The Forum is expected to bring together over 1,000 world leaders, start-up founders, development experts, artists and activists.
It will be running under the theme, ‘Shaping Inclusive Growth and Shared Futures in the Fourth Industrial Revolution.’
President Cyril Ramaphosa will be opening the Forum today and President Museveni is among the key speakers.
Museveni trip to South Africa comes as the nation reels from recent violence that has been linked to xenophobia.
South African Police yesterday confirmed that at least 5 people were killed in these xenophobic attacks which target foreign business people in different parts of Johannesburg.
President Ramaphosa vowed to clamp down on what he described as “acts of wanton violence”
Police arrested more than 91 people on Monday after protesters torched cars and looted dozens of shops.
News24, a South African news agency, said Monday’s riots came after hundreds of people marched in Johannesburg’s Central Business District (CBD) demanding foreigners leave. They targeted “shops they believed to be owned by foreign nationals”
Following the attacks, South African media reported that a number of African leaders had opted out of the Cape Town Conference.
Rwanda leader Paul Kagame, who is also the chairman of the African Union will not be attending.
His handlers, said yesterday that Kagame would be occupied by other businesses, but that a “strong Rwanda delegation” would attend
There were also reports that DRC leader Félix Tshisekedi and Malawian President Peter Mtharika also pulled out of the event.

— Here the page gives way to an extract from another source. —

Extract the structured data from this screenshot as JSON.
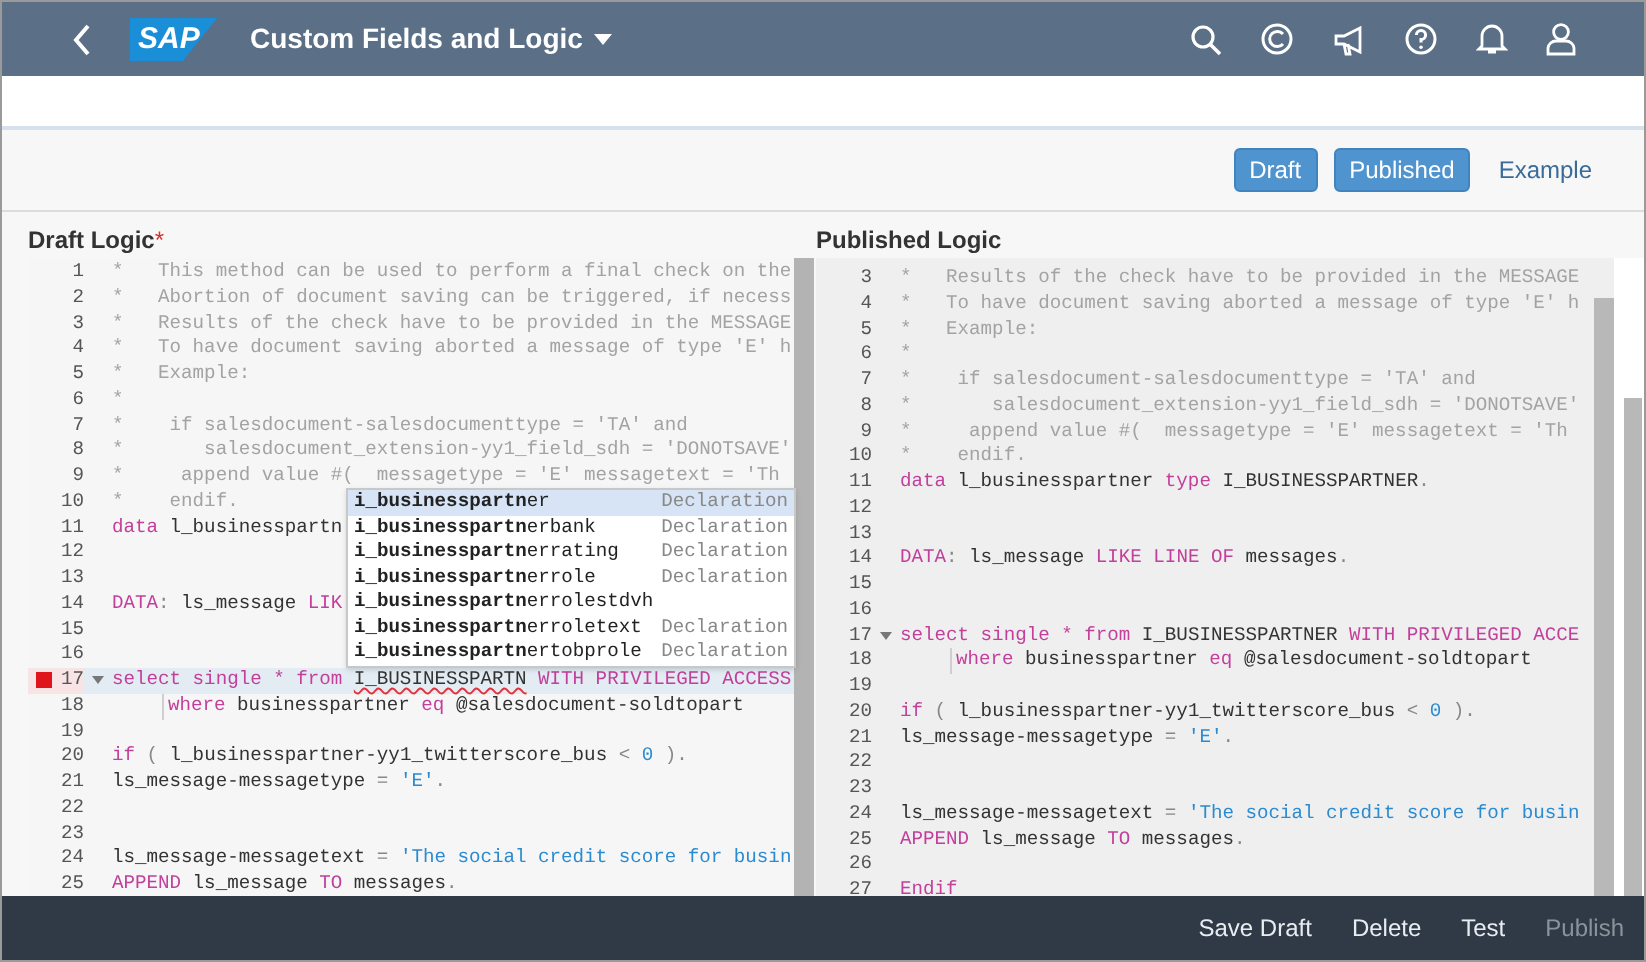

In a statement on Tuesday, the African Union Commission Chairman Moussa Faki Mahamat called for “immediate steps to protect the lives of people and their property, ensure that all perpetrators are brought to account for their acts, and that justice be done to those who suffered economic and other losses.”
Nigerian President Muhammadu Buhari instructed his foreign affairs minister to summon South Africa’s high commissioner to Nigeria over the violence.